There's been some confusion about the term "last mile travel" and what it means. Mass transit transports large numbers of people at once -- that's why we call it "mass" transit. Those people don't all live in the same place, and they're not all going to the same place. Mass transit, by its very nature, relies on transportation hubs like bus stops and train stations. The "last mile" is the portion of a trip between the starting or ending point and the transit hub. It's the portion of the trip that mass transit, by its definition, cannot cater to.

Last mile solutions, like e-scooter sharing, bike sharing, individually-owned bikes, and walking, do not compete with mass transit, because the last mile isn't part of the mass transit network. Companies that focus on these things do not represent privitization of mass transit, because the last mile isn't part of mass transit. Last mile solutions complement mass transit, which is why cities with mass transit systems award contracts to companies that offer last mile solutions. The goal is to make their mass transit systems work better, not to replace them. Nobody's going to take an e-scooter from El Cerrito to San Francisco, but plenty of people will take an e-scooter from their home to a bus stop in El Cerrito, and then take the bus to San Francisco.

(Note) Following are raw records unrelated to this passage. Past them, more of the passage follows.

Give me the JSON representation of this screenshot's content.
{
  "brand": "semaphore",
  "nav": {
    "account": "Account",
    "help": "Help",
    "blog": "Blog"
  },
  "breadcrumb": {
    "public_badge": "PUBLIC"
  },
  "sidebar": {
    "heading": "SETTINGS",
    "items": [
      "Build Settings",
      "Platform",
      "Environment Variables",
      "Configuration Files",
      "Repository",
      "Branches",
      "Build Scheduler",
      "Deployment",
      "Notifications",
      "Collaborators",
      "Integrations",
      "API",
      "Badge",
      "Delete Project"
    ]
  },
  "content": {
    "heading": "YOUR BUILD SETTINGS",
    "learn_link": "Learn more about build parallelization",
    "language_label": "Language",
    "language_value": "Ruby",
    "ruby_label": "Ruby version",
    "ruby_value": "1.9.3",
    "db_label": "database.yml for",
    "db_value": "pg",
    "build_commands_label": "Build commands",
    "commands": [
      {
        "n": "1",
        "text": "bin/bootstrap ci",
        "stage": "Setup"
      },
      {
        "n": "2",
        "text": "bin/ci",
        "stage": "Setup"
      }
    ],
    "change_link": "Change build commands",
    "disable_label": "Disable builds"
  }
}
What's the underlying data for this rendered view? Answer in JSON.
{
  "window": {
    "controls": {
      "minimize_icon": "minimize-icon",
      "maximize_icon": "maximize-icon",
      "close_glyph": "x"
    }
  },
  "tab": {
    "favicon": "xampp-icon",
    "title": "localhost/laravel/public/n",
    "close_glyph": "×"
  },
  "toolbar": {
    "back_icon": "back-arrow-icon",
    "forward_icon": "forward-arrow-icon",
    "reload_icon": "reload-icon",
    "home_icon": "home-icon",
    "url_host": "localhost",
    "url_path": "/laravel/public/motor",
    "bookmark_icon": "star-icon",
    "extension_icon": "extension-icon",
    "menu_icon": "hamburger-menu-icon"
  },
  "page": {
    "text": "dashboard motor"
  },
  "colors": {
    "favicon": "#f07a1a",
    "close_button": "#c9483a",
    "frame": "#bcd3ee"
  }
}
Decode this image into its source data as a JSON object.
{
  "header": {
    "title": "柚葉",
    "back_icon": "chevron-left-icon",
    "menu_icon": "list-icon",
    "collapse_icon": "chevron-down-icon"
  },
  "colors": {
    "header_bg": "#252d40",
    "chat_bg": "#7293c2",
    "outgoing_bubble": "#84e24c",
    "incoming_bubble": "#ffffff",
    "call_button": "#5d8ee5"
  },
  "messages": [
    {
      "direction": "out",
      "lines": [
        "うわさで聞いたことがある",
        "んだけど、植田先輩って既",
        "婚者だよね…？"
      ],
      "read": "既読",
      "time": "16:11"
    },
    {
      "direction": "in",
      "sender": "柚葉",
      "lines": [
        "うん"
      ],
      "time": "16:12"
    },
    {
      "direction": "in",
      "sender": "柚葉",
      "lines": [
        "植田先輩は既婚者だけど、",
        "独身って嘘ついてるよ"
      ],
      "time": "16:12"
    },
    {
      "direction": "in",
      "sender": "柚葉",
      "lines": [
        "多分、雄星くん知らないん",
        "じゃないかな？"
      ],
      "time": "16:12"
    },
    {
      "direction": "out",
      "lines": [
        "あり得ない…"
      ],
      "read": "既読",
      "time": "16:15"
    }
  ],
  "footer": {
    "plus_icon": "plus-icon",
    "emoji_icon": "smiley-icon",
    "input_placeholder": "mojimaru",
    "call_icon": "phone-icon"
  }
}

This is a fundamental concept in transportation policy. Candidates who don't understand it should not be elected to positions where they can influence transportation policy. Candidates who do understand it, but pretend that they don't in order to hurt their political opponents, should not be elected to anything at all.